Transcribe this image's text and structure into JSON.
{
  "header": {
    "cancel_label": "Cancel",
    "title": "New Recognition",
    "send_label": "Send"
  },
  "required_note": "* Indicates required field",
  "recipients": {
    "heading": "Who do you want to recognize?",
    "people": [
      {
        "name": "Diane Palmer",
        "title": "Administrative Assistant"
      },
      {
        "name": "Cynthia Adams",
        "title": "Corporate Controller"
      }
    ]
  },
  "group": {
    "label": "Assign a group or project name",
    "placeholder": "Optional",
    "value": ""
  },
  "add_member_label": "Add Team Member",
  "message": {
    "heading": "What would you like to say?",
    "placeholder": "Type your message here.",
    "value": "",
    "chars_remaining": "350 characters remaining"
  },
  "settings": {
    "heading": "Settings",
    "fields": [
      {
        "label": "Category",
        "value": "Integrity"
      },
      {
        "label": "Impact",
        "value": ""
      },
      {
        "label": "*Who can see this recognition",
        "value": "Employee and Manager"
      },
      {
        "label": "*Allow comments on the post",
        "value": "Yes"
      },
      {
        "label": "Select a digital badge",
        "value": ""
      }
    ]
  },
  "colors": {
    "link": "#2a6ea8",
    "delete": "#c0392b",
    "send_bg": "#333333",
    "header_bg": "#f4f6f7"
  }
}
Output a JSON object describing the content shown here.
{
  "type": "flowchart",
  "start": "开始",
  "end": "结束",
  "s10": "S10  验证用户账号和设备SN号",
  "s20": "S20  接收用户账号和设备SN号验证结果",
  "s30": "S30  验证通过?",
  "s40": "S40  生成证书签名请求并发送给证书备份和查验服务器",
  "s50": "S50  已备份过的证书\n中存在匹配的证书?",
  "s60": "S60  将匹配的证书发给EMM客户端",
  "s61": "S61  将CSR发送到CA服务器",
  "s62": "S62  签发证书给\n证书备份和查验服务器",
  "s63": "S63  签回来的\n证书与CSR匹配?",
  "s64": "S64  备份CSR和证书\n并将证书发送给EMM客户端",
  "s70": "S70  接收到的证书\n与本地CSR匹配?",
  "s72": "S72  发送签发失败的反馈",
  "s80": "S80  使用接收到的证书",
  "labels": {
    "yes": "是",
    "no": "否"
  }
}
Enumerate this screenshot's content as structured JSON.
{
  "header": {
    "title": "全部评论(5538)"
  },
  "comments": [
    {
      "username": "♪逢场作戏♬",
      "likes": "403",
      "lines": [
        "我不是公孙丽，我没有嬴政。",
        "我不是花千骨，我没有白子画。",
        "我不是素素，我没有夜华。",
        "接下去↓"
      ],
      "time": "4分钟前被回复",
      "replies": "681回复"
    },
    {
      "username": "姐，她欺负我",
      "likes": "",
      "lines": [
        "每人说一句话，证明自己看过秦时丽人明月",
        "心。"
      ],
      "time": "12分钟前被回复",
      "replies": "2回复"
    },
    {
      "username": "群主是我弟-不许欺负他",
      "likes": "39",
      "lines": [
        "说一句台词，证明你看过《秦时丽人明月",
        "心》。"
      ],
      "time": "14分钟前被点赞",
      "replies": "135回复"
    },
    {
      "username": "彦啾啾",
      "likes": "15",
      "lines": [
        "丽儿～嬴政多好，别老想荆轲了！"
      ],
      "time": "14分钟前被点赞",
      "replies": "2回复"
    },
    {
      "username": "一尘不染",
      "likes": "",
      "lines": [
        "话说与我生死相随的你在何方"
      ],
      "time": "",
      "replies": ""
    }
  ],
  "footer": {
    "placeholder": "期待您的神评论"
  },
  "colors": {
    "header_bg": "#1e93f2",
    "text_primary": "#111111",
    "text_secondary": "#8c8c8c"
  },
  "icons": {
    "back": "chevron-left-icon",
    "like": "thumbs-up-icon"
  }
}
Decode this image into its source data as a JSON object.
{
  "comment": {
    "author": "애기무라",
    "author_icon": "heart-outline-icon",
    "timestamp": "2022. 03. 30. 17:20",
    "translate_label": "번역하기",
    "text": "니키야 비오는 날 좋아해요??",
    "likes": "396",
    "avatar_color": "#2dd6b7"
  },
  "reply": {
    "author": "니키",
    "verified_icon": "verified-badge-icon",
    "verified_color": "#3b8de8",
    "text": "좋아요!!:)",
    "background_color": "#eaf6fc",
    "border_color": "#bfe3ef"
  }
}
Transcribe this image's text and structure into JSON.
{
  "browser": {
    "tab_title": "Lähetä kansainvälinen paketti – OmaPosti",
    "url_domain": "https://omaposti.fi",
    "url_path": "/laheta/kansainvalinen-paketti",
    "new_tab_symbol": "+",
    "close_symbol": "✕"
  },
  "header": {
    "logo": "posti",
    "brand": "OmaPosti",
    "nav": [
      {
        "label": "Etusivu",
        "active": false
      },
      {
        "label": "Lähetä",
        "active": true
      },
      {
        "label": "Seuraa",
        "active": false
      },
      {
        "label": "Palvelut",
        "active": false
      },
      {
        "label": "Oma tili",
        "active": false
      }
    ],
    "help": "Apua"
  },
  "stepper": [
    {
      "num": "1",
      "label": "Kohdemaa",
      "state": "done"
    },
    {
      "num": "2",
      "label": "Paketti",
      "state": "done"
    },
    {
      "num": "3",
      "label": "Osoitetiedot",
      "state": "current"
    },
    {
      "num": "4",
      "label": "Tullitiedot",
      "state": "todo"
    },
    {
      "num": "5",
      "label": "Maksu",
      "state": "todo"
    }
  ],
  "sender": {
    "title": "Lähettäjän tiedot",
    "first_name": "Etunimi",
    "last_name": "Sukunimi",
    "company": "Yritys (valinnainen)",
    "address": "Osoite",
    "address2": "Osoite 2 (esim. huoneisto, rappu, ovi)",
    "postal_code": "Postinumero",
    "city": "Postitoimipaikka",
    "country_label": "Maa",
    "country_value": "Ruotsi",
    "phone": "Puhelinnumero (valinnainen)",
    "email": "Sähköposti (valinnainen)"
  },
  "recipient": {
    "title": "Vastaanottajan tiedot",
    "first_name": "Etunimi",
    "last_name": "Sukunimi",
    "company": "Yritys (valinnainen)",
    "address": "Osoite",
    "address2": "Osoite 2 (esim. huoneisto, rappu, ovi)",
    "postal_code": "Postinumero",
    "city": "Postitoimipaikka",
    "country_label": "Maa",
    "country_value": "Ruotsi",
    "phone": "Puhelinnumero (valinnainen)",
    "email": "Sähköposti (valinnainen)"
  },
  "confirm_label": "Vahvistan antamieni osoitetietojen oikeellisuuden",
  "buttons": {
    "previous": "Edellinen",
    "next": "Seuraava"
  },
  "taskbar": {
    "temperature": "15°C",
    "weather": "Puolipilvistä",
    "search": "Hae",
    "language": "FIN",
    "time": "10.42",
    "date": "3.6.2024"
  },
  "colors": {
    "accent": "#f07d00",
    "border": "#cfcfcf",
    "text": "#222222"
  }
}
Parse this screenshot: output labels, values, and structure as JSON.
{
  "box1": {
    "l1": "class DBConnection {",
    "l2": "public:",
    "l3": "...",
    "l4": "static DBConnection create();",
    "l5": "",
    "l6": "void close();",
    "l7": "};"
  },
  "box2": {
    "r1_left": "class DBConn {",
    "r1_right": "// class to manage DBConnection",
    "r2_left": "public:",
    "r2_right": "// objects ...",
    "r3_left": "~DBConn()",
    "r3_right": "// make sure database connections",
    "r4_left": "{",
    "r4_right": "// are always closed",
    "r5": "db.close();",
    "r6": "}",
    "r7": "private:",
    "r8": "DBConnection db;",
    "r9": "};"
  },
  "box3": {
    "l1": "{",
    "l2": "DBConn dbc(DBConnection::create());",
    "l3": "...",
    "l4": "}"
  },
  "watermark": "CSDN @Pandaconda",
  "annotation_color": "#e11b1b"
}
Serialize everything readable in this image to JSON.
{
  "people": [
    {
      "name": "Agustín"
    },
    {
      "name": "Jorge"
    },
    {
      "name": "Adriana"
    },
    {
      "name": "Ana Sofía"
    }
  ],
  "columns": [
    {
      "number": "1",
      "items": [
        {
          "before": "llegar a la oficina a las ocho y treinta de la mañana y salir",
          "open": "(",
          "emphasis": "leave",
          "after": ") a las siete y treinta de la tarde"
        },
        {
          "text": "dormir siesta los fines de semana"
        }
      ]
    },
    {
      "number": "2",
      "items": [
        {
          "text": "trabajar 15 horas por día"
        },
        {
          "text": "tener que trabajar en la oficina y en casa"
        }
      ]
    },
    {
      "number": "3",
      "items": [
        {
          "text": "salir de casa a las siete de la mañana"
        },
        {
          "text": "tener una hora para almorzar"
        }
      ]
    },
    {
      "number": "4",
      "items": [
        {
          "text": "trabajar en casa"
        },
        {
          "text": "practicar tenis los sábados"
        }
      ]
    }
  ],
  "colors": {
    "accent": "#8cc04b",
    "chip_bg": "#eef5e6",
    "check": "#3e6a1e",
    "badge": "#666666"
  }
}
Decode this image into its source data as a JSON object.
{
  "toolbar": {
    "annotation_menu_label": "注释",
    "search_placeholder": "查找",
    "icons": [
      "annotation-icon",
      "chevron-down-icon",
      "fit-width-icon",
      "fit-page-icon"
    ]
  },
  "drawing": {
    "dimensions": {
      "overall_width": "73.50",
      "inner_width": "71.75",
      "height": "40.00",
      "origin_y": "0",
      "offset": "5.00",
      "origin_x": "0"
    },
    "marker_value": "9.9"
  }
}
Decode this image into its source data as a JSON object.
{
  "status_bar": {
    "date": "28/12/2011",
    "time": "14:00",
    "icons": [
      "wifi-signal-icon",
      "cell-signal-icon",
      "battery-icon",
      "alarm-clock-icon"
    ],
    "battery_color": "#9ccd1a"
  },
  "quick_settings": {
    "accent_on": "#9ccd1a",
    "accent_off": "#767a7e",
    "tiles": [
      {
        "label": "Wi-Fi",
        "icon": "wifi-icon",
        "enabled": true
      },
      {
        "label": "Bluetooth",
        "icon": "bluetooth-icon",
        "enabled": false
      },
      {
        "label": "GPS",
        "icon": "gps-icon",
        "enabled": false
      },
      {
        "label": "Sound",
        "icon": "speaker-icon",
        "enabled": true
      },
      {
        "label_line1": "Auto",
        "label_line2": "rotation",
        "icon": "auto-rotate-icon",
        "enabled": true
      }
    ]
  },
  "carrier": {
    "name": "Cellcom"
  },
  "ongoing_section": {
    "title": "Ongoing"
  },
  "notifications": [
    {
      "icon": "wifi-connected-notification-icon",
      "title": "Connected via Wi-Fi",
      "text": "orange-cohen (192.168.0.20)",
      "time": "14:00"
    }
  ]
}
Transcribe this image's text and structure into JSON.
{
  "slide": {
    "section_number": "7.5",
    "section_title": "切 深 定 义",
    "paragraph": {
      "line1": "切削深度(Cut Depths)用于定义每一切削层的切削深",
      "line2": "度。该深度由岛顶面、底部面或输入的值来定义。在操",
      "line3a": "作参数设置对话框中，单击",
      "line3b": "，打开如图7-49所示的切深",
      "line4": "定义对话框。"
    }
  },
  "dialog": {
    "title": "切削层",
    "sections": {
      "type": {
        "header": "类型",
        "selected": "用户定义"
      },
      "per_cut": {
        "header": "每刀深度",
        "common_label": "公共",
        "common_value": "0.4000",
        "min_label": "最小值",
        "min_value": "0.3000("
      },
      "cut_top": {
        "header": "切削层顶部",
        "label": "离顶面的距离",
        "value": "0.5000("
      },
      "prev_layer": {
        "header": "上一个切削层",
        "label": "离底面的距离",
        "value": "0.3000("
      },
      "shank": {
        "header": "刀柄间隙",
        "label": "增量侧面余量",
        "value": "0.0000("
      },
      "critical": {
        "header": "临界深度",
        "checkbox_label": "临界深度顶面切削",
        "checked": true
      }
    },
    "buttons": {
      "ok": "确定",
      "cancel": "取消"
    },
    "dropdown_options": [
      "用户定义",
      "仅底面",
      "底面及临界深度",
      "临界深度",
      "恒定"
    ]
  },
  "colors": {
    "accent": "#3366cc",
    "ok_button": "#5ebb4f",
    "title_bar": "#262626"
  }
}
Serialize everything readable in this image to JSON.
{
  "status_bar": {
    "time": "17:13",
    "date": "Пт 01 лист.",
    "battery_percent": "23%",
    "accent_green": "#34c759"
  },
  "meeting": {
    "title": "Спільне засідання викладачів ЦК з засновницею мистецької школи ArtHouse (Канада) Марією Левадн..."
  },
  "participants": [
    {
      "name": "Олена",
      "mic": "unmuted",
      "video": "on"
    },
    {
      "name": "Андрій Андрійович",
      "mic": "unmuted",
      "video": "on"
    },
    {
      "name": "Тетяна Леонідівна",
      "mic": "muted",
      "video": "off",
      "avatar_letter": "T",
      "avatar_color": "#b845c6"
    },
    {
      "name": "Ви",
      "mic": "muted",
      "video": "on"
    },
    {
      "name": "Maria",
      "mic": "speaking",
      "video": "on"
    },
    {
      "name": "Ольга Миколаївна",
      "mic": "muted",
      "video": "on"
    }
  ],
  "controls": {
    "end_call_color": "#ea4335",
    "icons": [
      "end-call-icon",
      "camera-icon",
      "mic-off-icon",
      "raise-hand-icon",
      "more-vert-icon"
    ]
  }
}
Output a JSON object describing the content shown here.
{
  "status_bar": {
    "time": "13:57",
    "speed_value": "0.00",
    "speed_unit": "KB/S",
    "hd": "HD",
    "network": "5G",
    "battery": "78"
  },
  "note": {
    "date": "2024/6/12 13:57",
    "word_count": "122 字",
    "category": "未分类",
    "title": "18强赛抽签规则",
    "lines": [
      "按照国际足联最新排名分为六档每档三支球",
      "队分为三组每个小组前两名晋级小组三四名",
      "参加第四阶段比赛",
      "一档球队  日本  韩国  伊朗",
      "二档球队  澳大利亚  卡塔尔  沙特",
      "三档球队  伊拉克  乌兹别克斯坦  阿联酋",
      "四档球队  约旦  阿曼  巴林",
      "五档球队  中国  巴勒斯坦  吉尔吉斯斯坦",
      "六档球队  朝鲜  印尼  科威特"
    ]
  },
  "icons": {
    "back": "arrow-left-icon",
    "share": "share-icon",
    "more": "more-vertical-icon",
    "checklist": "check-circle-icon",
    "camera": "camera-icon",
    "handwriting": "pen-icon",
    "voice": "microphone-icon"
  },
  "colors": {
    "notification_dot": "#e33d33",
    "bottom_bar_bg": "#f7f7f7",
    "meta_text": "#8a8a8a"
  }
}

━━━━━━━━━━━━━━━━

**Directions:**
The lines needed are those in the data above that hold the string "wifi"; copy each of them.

**Written solution:**
      "wifi-signal-icon",
        "icon": "wifi-icon",
      "icon": "wifi-connected-notification-icon",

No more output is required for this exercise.